Sustainable lifestyles: sites, practices and policy
Environment and Planning A
Pro-environmental behaviour change remains a high priority for many governments and agencies and there are now numerous programmes aimed at encouraging citizens to adopt sustainable forms of living. However, although programmes for addressing behaviour change in and around the home are well developed, there has been significantly less attention paid to activities beyond this site of practice. This is despite the environmental implications of consumption choices for leisure, tourism and work-related activities. Notwithstanding the extensive literatures which have explored environmental practices at a wide range of specific sites, there has been little research on the relationships between sites of practice and environmental behaviours. Using data from a series of in-depth interviews, this paper identifies two major challenges for academics and practitioners concerned with understanding and promoting more environmentally-responsible behaviour. First, attention must shift beyond the home as a site of environmental practice to consider the ways in which individuals respond to exhortations towards ‘greener’ lifestyles in other high-consumption and carbon-intensive contexts, particularly leisure and tourism. Second, in broadening the scope of environmental practice, policy makers need to re-visit their reliance on segmentation models and related social marketing approaches. This is in the light of data that suggest those with strong environmental commitments in the home are often reluctant to engage in similar commitments in other sites of practice.

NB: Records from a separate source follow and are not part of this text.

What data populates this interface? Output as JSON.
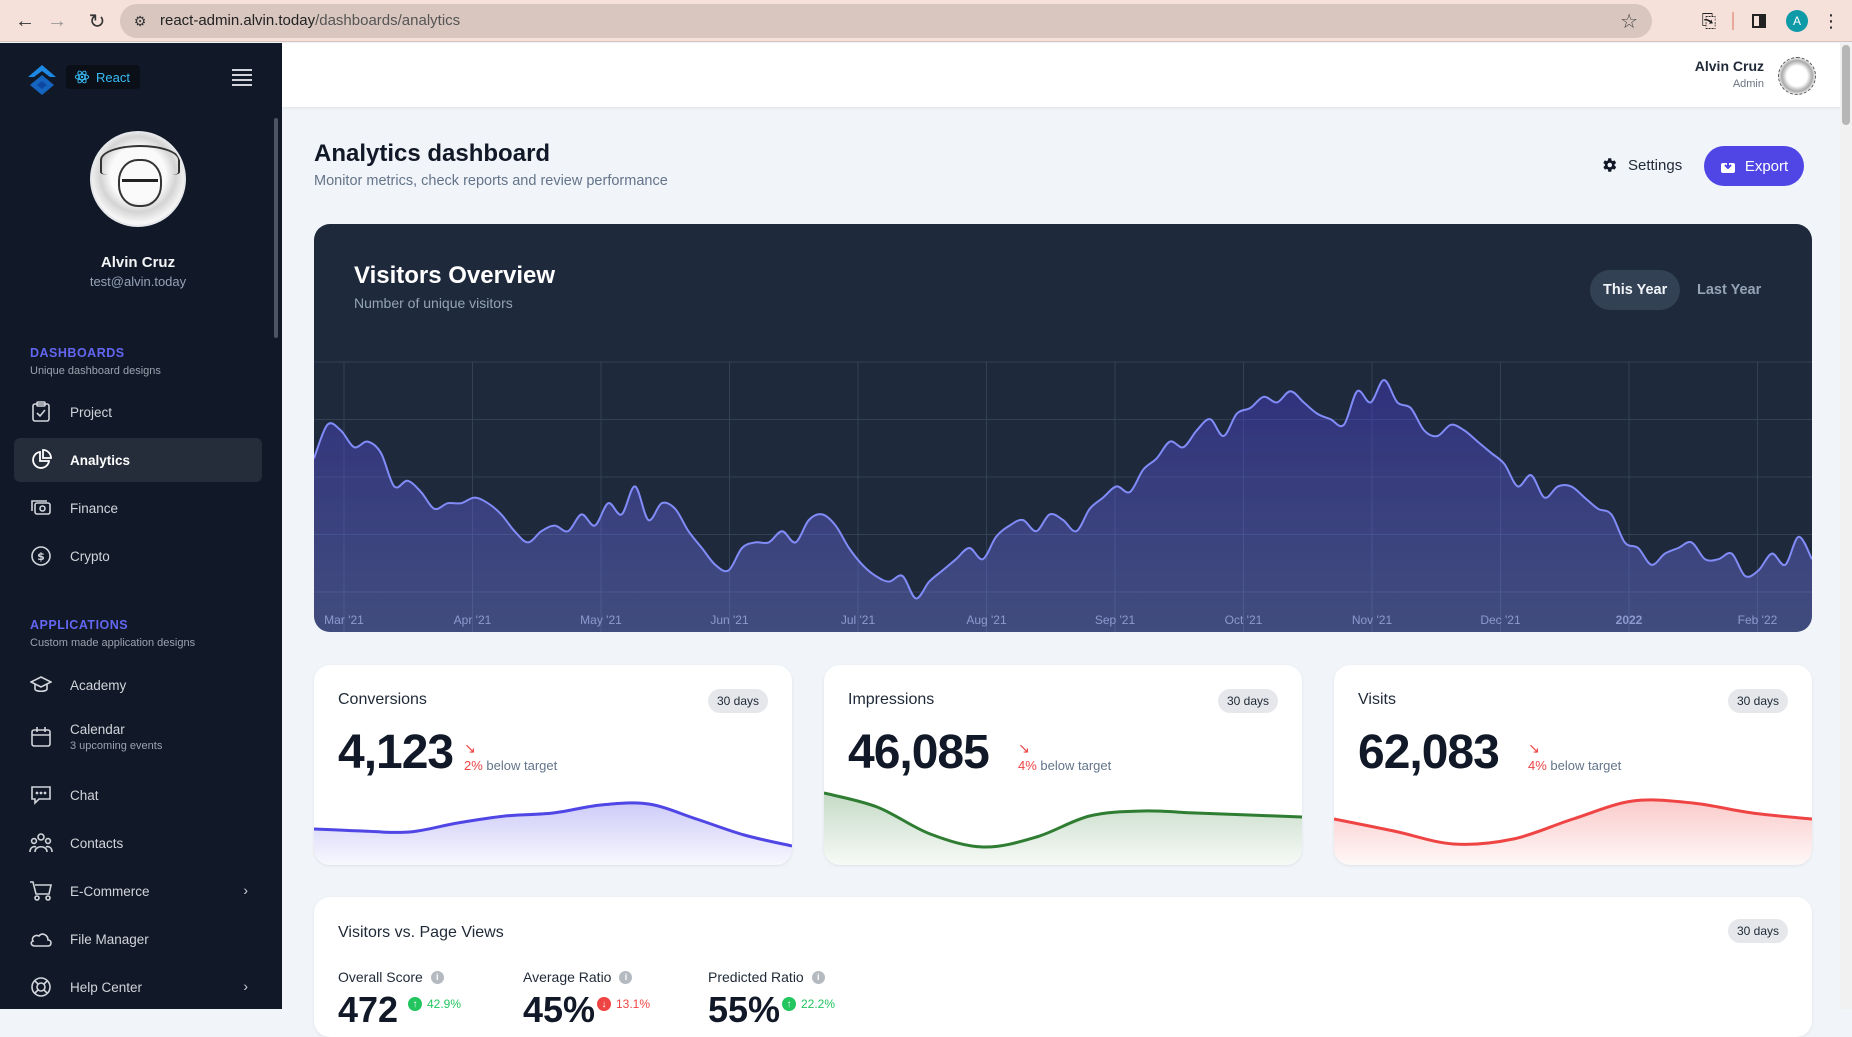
{
  "browser": {
    "url_host": "react-admin.alvin.today",
    "url_path": "/dashboards/analytics",
    "profile_initial": "A"
  },
  "sidebar": {
    "brand_badge": "React",
    "user": {
      "name": "Alvin Cruz",
      "email": "test@alvin.today"
    },
    "sections": [
      {
        "title": "DASHBOARDS",
        "subtitle": "Unique dashboard designs",
        "items": [
          {
            "label": "Project",
            "icon": "clipboard-check-icon"
          },
          {
            "label": "Analytics",
            "icon": "chart-pie-icon",
            "active": true
          },
          {
            "label": "Finance",
            "icon": "cash-icon"
          },
          {
            "label": "Crypto",
            "icon": "currency-dollar-icon"
          }
        ]
      },
      {
        "title": "APPLICATIONS",
        "subtitle": "Custom made application designs",
        "items": [
          {
            "label": "Academy",
            "icon": "academic-cap-icon"
          },
          {
            "label": "Calendar",
            "sublabel": "3 upcoming events",
            "icon": "calendar-icon"
          },
          {
            "label": "Chat",
            "icon": "chat-icon"
          },
          {
            "label": "Contacts",
            "icon": "user-group-icon"
          },
          {
            "label": "E-Commerce",
            "icon": "shopping-cart-icon",
            "has_children": true
          },
          {
            "label": "File Manager",
            "icon": "cloud-icon"
          },
          {
            "label": "Help Center",
            "icon": "support-icon",
            "has_children": true
          }
        ]
      }
    ]
  },
  "header": {
    "user_name": "Alvin Cruz",
    "user_role": "Admin"
  },
  "page": {
    "title": "Analytics dashboard",
    "subtitle": "Monitor metrics, check reports and review performance",
    "settings_label": "Settings",
    "export_label": "Export"
  },
  "visitors": {
    "title": "Visitors Overview",
    "subtitle": "Number of unique visitors",
    "tabs": [
      {
        "label": "This Year",
        "active": true
      },
      {
        "label": "Last Year",
        "active": false
      }
    ]
  },
  "chart_data": [
    {
      "type": "area",
      "title": "Visitors Overview",
      "subtitle": "Number of unique visitors",
      "x_tick_labels": [
        "Mar '21",
        "Apr '21",
        "May '21",
        "Jun '21",
        "Jul '21",
        "Aug '21",
        "Sep '21",
        "Oct '21",
        "Nov '21",
        "Dec '21",
        "2022",
        "Feb '22"
      ],
      "ylim": [
        0,
        5
      ],
      "grid": true,
      "series": [
        {
          "name": "Visitors",
          "color": "#818cf8",
          "values": [
            3.1,
            3.7,
            3.6,
            3.3,
            3.4,
            3.2,
            2.6,
            2.7,
            2.5,
            2.2,
            2.3,
            2.3,
            2.4,
            2.3,
            2.1,
            1.8,
            1.6,
            1.8,
            1.9,
            1.8,
            2.1,
            1.9,
            2.3,
            2.1,
            2.6,
            2.0,
            2.3,
            2.2,
            1.8,
            1.5,
            1.2,
            1.1,
            1.5,
            1.6,
            1.6,
            1.8,
            1.6,
            2.0,
            2.1,
            1.9,
            1.5,
            1.2,
            1.0,
            0.9,
            1.0,
            0.6,
            0.9,
            1.1,
            1.3,
            1.5,
            1.3,
            1.7,
            1.9,
            2.0,
            1.8,
            2.1,
            2.0,
            1.8,
            2.2,
            2.4,
            2.6,
            2.5,
            2.9,
            3.1,
            3.4,
            3.3,
            3.6,
            3.8,
            3.5,
            3.9,
            4.0,
            4.2,
            4.1,
            4.3,
            4.1,
            3.9,
            3.8,
            3.7,
            4.3,
            4.1,
            4.5,
            4.1,
            4.0,
            3.6,
            3.5,
            3.7,
            3.6,
            3.4,
            3.2,
            3.0,
            2.6,
            2.8,
            2.4,
            2.6,
            2.6,
            2.4,
            2.2,
            2.1,
            1.6,
            1.5,
            1.2,
            1.4,
            1.5,
            1.6,
            1.3,
            1.3,
            1.4,
            1.0,
            1.1,
            1.4,
            1.2,
            1.7,
            1.3
          ]
        }
      ]
    },
    {
      "type": "area",
      "title": "Conversions",
      "color": "#4f46e5",
      "values": [
        4.0,
        3.8,
        3.7,
        4.6,
        5.3,
        5.6,
        6.4,
        6.5,
        5.0,
        3.4,
        2.3
      ]
    },
    {
      "type": "area",
      "title": "Impressions",
      "color": "#2e7d32",
      "values": [
        7.6,
        6.2,
        3.5,
        2.2,
        3.2,
        5.3,
        5.8,
        5.6,
        5.4,
        5.2
      ]
    },
    {
      "type": "area",
      "title": "Visits",
      "color": "#ef4444",
      "values": [
        5.0,
        3.8,
        2.5,
        3.0,
        5.0,
        6.8,
        6.6,
        5.6,
        5.0
      ]
    }
  ],
  "stats": [
    {
      "title": "Conversions",
      "period": "30 days",
      "value": "4,123",
      "delta": "2%",
      "delta_text": "below target"
    },
    {
      "title": "Impressions",
      "period": "30 days",
      "value": "46,085",
      "delta": "4%",
      "delta_text": "below target"
    },
    {
      "title": "Visits",
      "period": "30 days",
      "value": "62,083",
      "delta": "4%",
      "delta_text": "below target"
    }
  ],
  "visitors_vs_pageviews": {
    "title": "Visitors vs. Page Views",
    "period": "30 days",
    "metrics": [
      {
        "label": "Overall Score",
        "value": "472",
        "change": "42.9%",
        "direction": "up"
      },
      {
        "label": "Average Ratio",
        "value": "45%",
        "change": "13.1%",
        "direction": "down"
      },
      {
        "label": "Predicted Ratio",
        "value": "55%",
        "change": "22.2%",
        "direction": "up"
      }
    ]
  }
}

Author's draft. Final version published in Environment and Planning A. Available online at http://www.envplan.com/A.html
Vol. 43, pp. 3011 - 3029
Place of publication